As D’Amour developed a frame for the show, she “got very interested in this idea of unmasking, and getting down to a real conversation in the room.” The point is to draw a very explicit connection between the conversations over 200 years ago, and the ways we are still having those conversations today.
And the ideas in the room didn’t only come from the writers. Jake Hart, who is a Lenape actor, stars in the show as Creek Chief Alexander McGillivray. Hart had been a part of the production throughout the workshop process, and suggested the idea of stepping forward and unmasking himself at the end as Lenape and not Creek. It’s also an important moment as Federal Hall stands on unceded Lenape land. Another line in the work came from Nathan Hinton and Tatiana Williams, who both play enslaved people in The Democracy Project. “The actors talked about how playing a slave as a Black actor comes at an emotional cost,” D’Amour shares. “Some of those lines about playing only three-fifths of a character are very new lines from this rehearsal process that were a collaboration with Tanya Barfield and me. It was a very delicate process considering what the actors needed.” That acknowledgment within the play is part of how The Democracy Project talks about the way America’s past is still part of its present.
During a workshop last summer, a passionate debate broke out among the writers and director Tamilla Woodard. D’Amour explains, “I had this idea of going back to nature, to before. And then Tamilla, who's a Black female director was like, ‘I don't want to go back. That means you have to go back through slavery.’ And then Larissa FastHorse came in with, ‘This is a moot conversation because no one should be here at all.’ We were having the argument in a dynamic and respectful way among ourselves, and we were like, ‘Oh, this is the show.’”
D’Amour’s impulse to deconstruct the building is partially from her own impulse as a writer. The playwright's interest in writing plays rooted in a certain place is also evident in her previous work. D’Amour penned Broadway’s Airline Highway, which is set in the parking lot of a motel alongside the Airline Highway, which is the name of a real-life throughway in Louisiana. “I was thinking a lot about the building that is Federal Hall right now. I was interested in this idea of what would it mean to take apart the building to see what was there before, and to be left with just the people.” In both Airline Highway and The Democracy Project, it’s about telling the untold history of spaces, and how those histories reverberate in the lives of the people occupying those spaces today.
In The Democracy Project, D’Amour reveals details of the building’s history. Spoiler alert: the Federal Hall of Washington’s day is not the same structure as the one the play takes place in. The original building stood on the same site, but the one that stands at 26 Wall Street today was originally built as a Customs House in 1842 (more than 50 years after Washington’s inauguration). It then became a Subtreasury building until 1925. Today’s Federal Hall became recognized officially as a historic site in 1939, carrying the mythos of the building it replaced.
As D’Amour says, “We are the ones that are making America now.” But creating an America for everyone is where democracy becomes so complex.

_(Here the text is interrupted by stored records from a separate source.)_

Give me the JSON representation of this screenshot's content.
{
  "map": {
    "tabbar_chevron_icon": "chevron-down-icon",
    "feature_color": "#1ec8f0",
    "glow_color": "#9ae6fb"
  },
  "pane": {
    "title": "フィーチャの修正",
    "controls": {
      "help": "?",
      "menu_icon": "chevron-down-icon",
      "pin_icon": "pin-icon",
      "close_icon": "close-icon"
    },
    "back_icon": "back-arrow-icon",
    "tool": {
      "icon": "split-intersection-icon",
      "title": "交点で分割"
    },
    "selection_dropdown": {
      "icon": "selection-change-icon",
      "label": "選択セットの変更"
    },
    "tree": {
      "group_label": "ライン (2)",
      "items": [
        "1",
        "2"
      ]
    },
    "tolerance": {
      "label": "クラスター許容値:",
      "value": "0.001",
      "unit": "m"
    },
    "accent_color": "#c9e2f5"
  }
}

And Michael R. Jackson captured that in a simple lyric for the last song of the show: “Everybody’s dream is not the same.”